A big problem with the health care system according to Doctor Sam is that the costs, though enormous, are not clearly defined or understood. And, they're negotiated by three different entities, the insurance industry, doctors and patients, each with different interests and motives. Health care the Doctor Sam way largely removes insurance companies from the equation.
"This practice looks at really simplifying that transaction and making between the people who have the most interest in reducing costs and increasing quality, which I believe is the physician and the patient," he said.
Doctor Sam's patients are from communities who are often out priced by the health care system -- transgender people, the self-employed and artists. Folks with ongoing health concerns can become members of the practice for just $60 a month, and pay $36 per visit. Compare that to workers with comprehensive insurance who pay on average $400 to $600 a month.
Doctor Sam's patients can also opt to forego membership and pay $100 per visit. Pre-existing conditions aren't a factor. Doctor Sam says health care providers and insurers assume patients can't figure out things like cost, efficiency and quality because they're too complex.
"I believe that if the costs are transparent and made clear up front, that patients can recognize good quality and affordability," he said.
Doctor Sam handles routine visits and simple lab tests at his office. For patients with more complicated issues, he's painstakingly set up a network of like-minded physicians, specialists and even alternative medicine practitioners to refer to.
He takes a somewhat unorthodox approach to break down walls between doctor and patient. His desk is situated so that he's the first person to greet people when they walk in the door, before ushering them into an examining room. So far, that's gotten a mixed reaction.
"Some people get that and like it, and other people say to me, you really shouldn't be sitting there," he said.
But the greatest expression of how Doctor Sam's values line up with who he serves is a space that directly adjoins the medical office called the Conduit Gallery, where artists' works are regularly displayed.
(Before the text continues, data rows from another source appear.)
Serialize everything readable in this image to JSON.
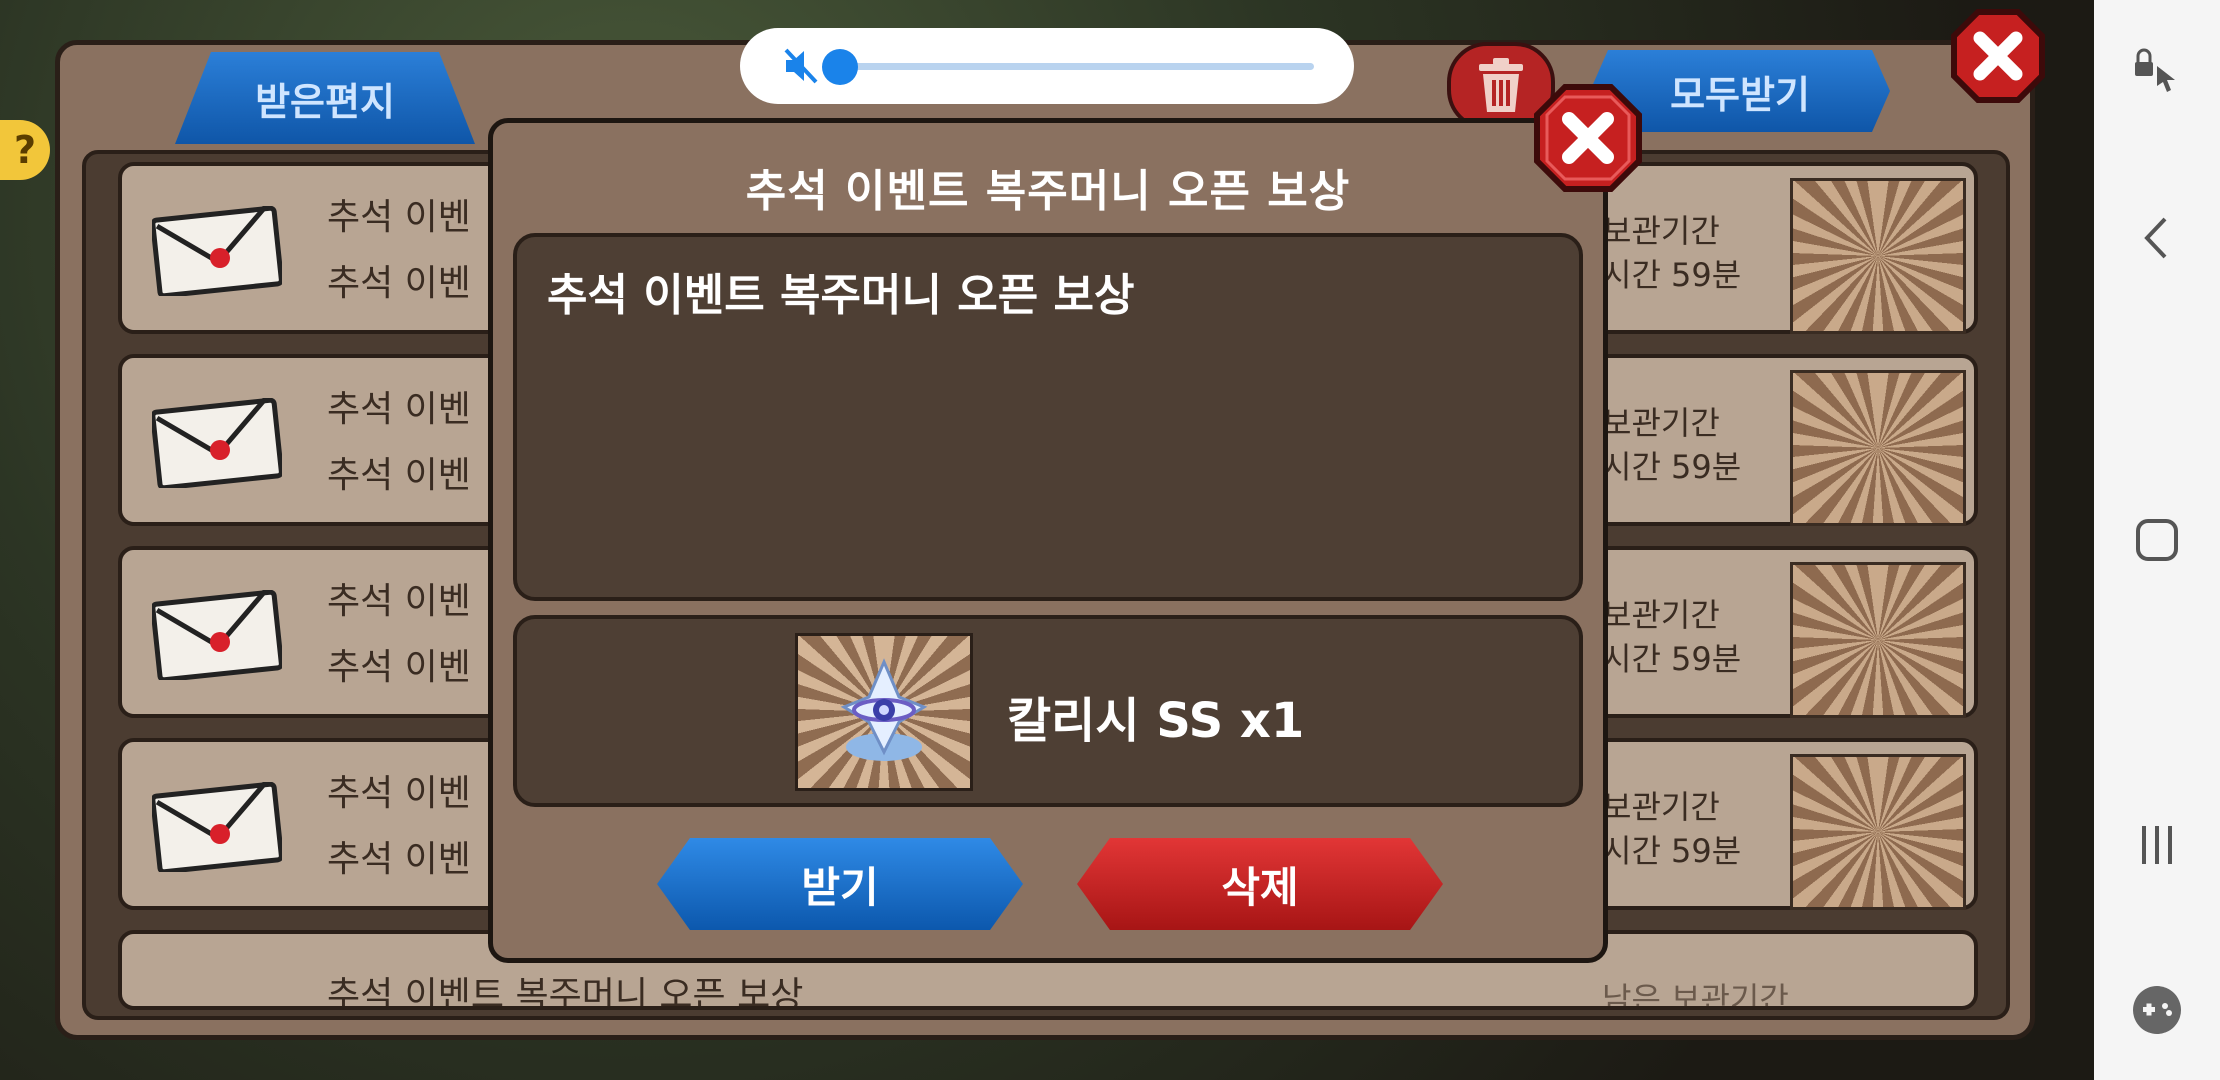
{
  "mailbox": {
    "tab_inbox": "받은편지",
    "receive_all": "모두받기",
    "help_label": "?",
    "rows": [
      {
        "line1": "추석 이벤",
        "line2": "추석 이벤",
        "keep_label": "보관기간",
        "keep_time": "시간 59분",
        "item": "calyx-ss"
      },
      {
        "line1": "추석 이벤",
        "line2": "추석 이벤",
        "keep_label": "보관기간",
        "keep_time": "시간 59분",
        "item": "blue-gem"
      },
      {
        "line1": "추석 이벤",
        "line2": "추석 이벤",
        "keep_label": "보관기간",
        "keep_time": "시간 59분",
        "item": "yellow-potion"
      },
      {
        "line1": "추석 이벤",
        "line2": "추석 이벤",
        "keep_label": "보관기간",
        "keep_time": "시간 59분",
        "item": "r-stone"
      },
      {
        "line1": "추석 이벤트 복주머니 오픈 보상",
        "line2": "",
        "keep_label": "남은 보관기간",
        "keep_time": "",
        "item": "grey-item"
      }
    ]
  },
  "dialog": {
    "title": "추석 이벤트 복주머니 오픈 보상",
    "message": "추석 이벤트 복주머니 오픈 보상",
    "reward_text": "칼리시 SS x1",
    "receive_button": "받기",
    "delete_button": "삭제"
  },
  "volume": {
    "muted": true,
    "level_percent": 0
  },
  "colors": {
    "blue_button": "#1566c4",
    "red_button": "#c81f1f",
    "panel": "#8a7160",
    "panel_dark": "#4e3f34",
    "volume_accent": "#1a83ea"
  },
  "navbar": {
    "icons": [
      "lock-touch-icon",
      "back-icon",
      "home-icon",
      "recents-icon",
      "game-tools-icon"
    ]
  }
}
With natural light streaming into its converted warehouse windows, and oversized photographic portraits on the wall, you feel like you should be grabbing a glass of wine and some cheese rather than having a stethoscope put to your chest.
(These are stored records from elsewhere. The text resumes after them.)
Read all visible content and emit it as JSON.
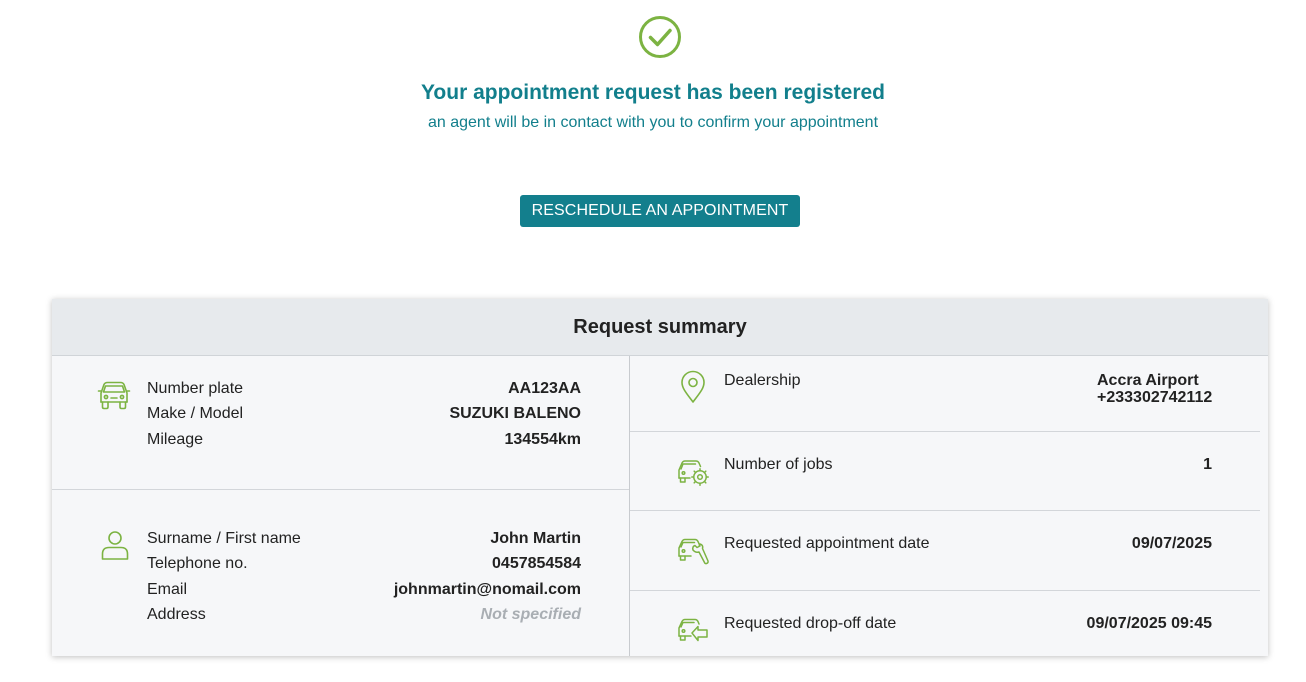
{
  "confirmation": {
    "title": "Your appointment request has been registered",
    "subtitle": "an agent will be in contact with you to confirm your appointment",
    "reschedule_label": "RESCHEDULE AN APPOINTMENT"
  },
  "summary": {
    "title": "Request summary",
    "vehicle": {
      "plate_label": "Number plate",
      "plate_value": "AA123AA",
      "model_label": "Make / Model",
      "model_value": "SUZUKI BALENO",
      "mileage_label": "Mileage",
      "mileage_value": "134554km"
    },
    "customer": {
      "name_label": "Surname / First name",
      "name_value": "John Martin",
      "phone_label": "Telephone no.",
      "phone_value": "0457854584",
      "email_label": "Email",
      "email_value": "johnmartin@nomail.com",
      "address_label": "Address",
      "address_value": "Not specified"
    },
    "dealership": {
      "label": "Dealership",
      "name": "Accra Airport",
      "phone": "+233302742112"
    },
    "jobs": {
      "label": "Number of jobs",
      "value": "1"
    },
    "appointment_date": {
      "label": "Requested appointment date",
      "value": "09/07/2025"
    },
    "dropoff_date": {
      "label": "Requested drop-off date",
      "value": "09/07/2025 09:45"
    }
  },
  "icons": {
    "check": "check-circle-icon",
    "car": "car-icon",
    "person": "person-icon",
    "location": "location-pin-icon",
    "jobs": "car-gear-icon",
    "appointment": "car-wrench-icon",
    "dropoff": "car-key-icon"
  },
  "colors": {
    "accent": "#127f8c",
    "icon_green": "#7cb342",
    "muted": "#a9aeb3"
  }
}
For artists like woodcarver Nathan Stanley, whose $10,000-deductible insurance policy kept him away from doctors, Doctor Sam's affordability is a draw.
"I spend $100 for a visit here," he said. "Wow, that's nothing."
But it's Doctor Sam's sensibility that Stanley appreciates even more.
"He just understands the abstract mind and I can communicate with him," Stanley said.
In limited situations, even cash poor artists have an option with Doctor Sam. When Minneapolis photographer Michael Shapiro inquired about the practice, he was up front.
"I said 'you know I've got a lot more prints than I do money,' " he said." He said 'well I've been looking at your Web site, and I'd certainly like to have some of your prints.' "
Shapiro ended up exchanging a photograph for five visits with Doctor Sam. "For me that worked out really well," he said.
Dr. Sam is building his practice slowly. He's pretty confident he can keep costs down, quality up and make a living. Dr. Sam's dual commitment to affordability and quality is what Laura Zabel said makes his practice unique, and a model. Zabel, the executive director of Springboard for the Arts, said we all know the nation is embroiled in a heated debate on health care reform.
"Meanwhile, quiet Doctor Sam is figuring out a way to fix it for these 500 people who will be his core membership," she said.
Probably the highest compliment you could pay Doctor Sam is to tell him he tackled health care reform like an artist would -- creatively.